As the amplifier arrived, it is likely that the only failed components were C57 (leaky, pulling down the Vss-12 source) and possibly U52. All the other components were damaged by attempting to power-up the amplifier without the rear panel in place, which ungrounds part of the main module and isolates the speaker filter network.

So the answer is: In amplifier repair and in other things it is a goodly lesson to looke ere ye leap.

Now on to the IT-6000, which went Pop! and has a leaky FET in the output stage. This one is encouraging as it uses the familiar International Rectifier Class D audio power amplifier scheme. Time to research and not rush in where angels fear to tread...


In Topic: How to troubleshoot efficiently?

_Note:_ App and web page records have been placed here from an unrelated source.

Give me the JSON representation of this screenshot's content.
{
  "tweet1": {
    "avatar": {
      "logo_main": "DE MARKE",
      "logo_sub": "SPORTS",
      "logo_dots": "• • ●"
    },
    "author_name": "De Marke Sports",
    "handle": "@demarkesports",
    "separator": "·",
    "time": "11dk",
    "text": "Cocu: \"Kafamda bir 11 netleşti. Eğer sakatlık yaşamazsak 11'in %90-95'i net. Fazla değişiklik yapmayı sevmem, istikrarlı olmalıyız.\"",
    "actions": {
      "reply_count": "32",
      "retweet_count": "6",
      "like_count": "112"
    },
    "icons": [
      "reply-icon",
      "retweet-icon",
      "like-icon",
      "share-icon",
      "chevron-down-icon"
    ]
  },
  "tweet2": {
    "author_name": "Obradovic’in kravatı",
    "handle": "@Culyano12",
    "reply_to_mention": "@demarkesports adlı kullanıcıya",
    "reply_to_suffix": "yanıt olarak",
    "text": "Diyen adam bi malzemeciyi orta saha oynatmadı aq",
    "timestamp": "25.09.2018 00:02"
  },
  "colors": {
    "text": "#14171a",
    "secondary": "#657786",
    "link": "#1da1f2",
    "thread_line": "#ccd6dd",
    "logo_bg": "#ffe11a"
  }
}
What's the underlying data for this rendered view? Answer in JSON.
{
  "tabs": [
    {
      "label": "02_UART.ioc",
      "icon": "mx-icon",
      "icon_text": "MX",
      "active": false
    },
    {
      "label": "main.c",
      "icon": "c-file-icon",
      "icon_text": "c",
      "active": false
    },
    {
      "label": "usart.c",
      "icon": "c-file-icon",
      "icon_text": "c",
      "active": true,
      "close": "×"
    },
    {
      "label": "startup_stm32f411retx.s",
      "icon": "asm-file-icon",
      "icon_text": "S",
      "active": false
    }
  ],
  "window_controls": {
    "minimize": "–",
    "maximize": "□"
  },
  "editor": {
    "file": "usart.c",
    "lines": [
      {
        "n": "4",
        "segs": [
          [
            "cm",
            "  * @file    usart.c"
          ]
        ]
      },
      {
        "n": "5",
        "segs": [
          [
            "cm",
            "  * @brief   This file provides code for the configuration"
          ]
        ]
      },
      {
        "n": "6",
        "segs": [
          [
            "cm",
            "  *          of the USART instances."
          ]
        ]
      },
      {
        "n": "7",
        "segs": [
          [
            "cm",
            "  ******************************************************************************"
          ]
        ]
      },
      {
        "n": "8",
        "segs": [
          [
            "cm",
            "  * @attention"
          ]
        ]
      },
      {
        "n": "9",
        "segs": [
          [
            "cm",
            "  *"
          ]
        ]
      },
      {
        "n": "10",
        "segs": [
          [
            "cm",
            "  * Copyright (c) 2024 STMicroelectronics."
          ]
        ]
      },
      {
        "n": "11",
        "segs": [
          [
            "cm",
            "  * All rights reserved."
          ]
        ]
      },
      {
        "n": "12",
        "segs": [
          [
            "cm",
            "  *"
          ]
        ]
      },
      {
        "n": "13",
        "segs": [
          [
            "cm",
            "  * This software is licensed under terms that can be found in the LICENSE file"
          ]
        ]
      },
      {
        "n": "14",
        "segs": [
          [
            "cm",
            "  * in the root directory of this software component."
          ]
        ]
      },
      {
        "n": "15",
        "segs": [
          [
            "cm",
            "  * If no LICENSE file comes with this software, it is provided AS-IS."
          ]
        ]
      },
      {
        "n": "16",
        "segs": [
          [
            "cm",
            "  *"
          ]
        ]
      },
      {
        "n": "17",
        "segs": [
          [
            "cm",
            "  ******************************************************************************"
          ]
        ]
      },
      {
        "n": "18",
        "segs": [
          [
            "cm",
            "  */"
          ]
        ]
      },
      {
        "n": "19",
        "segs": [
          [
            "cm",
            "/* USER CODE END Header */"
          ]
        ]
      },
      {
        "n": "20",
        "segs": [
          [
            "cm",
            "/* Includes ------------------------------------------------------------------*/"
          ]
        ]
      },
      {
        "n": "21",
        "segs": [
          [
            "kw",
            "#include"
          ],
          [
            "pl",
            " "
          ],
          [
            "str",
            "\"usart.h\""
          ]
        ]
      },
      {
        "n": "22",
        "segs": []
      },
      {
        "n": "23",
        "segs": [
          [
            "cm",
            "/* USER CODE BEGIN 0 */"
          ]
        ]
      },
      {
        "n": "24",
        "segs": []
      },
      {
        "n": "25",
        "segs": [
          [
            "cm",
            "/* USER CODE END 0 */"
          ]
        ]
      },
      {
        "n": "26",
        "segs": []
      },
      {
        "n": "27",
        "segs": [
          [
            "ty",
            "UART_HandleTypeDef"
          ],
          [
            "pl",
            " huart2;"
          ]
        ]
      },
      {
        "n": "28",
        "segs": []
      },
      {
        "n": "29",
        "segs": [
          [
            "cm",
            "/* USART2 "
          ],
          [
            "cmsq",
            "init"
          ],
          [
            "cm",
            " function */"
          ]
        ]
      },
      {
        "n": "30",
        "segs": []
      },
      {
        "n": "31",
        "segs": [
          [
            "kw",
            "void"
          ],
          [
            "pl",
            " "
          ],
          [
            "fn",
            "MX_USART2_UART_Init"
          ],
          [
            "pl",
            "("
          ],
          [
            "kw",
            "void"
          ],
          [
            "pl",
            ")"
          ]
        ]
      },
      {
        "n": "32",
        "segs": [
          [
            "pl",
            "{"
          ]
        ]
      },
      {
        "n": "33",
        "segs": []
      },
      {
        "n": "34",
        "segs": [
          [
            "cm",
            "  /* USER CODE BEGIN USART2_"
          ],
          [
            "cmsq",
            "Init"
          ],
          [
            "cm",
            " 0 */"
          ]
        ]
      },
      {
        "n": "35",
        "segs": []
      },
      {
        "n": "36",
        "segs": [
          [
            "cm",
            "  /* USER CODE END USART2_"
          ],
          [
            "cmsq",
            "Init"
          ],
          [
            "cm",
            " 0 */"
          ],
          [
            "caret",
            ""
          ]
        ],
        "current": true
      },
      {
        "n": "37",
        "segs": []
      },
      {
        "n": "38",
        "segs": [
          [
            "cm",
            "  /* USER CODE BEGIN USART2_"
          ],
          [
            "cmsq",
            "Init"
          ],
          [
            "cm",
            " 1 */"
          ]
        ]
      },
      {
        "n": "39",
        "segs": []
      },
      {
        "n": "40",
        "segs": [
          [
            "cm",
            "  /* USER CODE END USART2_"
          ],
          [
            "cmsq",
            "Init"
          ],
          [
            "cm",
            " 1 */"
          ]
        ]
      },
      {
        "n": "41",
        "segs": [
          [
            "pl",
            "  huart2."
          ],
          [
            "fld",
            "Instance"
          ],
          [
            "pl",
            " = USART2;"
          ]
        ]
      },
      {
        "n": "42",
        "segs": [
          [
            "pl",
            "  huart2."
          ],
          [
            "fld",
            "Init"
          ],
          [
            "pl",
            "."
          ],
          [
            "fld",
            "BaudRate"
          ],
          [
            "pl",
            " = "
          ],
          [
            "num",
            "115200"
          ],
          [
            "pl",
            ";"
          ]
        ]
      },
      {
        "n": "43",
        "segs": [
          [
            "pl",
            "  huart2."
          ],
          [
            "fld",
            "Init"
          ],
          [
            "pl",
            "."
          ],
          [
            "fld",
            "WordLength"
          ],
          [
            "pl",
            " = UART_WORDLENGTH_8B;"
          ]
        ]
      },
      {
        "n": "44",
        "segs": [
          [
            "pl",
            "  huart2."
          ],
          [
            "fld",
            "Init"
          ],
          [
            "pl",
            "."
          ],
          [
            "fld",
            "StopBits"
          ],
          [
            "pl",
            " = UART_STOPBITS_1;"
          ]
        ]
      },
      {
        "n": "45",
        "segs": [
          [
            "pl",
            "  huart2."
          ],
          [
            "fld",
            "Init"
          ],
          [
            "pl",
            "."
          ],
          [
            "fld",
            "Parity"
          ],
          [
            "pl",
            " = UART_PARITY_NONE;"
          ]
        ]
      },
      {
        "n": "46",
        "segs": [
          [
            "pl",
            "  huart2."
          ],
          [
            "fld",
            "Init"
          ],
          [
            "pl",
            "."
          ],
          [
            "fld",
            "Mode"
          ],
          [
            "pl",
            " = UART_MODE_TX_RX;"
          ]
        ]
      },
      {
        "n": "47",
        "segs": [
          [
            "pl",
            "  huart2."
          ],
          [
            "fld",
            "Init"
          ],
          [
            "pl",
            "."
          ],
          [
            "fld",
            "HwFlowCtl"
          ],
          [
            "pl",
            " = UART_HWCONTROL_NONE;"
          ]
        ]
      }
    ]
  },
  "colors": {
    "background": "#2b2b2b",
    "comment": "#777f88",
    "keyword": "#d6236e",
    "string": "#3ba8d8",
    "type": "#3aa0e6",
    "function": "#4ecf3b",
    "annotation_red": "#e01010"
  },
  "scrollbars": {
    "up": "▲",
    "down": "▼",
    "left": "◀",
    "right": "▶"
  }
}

25 April 2014 - 01:30 PM

I believe the work is now progressing rapidly.

Our symptoms are: Power up, relay clicks, IOC, Clip and Enable LEDs briefly flicker follower by second click and high line current. Symptoms unchanged with either output module disconnected. With either Output module connected but P2 on Input board disconnected: Power up, click, three seconds later second click with overcurrent, no LEDs light. With both disconnected, IOC, Clip and Enable LEDs illuminate, +15 VDC and -13 VDC bus good. Triangle waveform of 7.7 Vp-p, 4 uSec, on pin 3 of Main module U101, U103, U201 and U203. Triangle waveform of 3.6 Vp-p on pin 4 of same ICs, DC is nil.  However only U101 and U201 have square-wave output, 50% duty cycle output, U103 and U203 on Main board have both outputs high, suggesting these two ICs are damaged. I am now proceeding to extract them, replacements are on hand.

I suspect this came to pass due to technician ignorance, the rear panel was not in place, leaving J8 ungrounded and this likely damaged the ICs. Previously, I found U51 bad on one of the output modules, likely this was the source of the original problem but now I have to correct the self-inflicted wounds.

Thanks again for your attention.

In Topic: How to troubleshoot efficiently?

25 April 2014 - 11:13 AM

Duh, There is extensive data after all. I forgot we're dealing with 20th Century technology here and the bulk of the service information is on paper and didn't make it to the server.

In Topic: How to troubleshoot efficiently?

25 April 2014 - 10:59 AM

Thanks for your help,  Alain.

It looks like the data I have is incomplete. It consists of eight files when unzipped:

100522M    100442C   100436D
100195C    100946F    100848B
100012B     100550A.

Each of these is a schematic scanned from the original paper into a .pdf file.

In the case of this K2, it trips the overcurrent on my bench Mains source, which prevents further damage. Both output modules appear to be good as if they are supplied with Vcc, AC, -Vcc, -Vcc+12 and a suitable drive signal to the optos they will commutate. In the case of U101/103, U201/203 one is switching, the other is over to the rail.

Until a few moments ago I suspected that -Vcc+12 was absent, resulting in shoot-through in both output modules however this seems unlikely now, perhaps Crowbar is actually causing the overcurrent.

I will look for the PM, as I somehow missed it. Also please note that none of what I wrote previously was meant as criticism of Crown, as my problem of accessing the data seems not specific to any manufacturer but perhaps to the system where I work.

Thanks again and I will post any developments.

Jeff / AC4AQ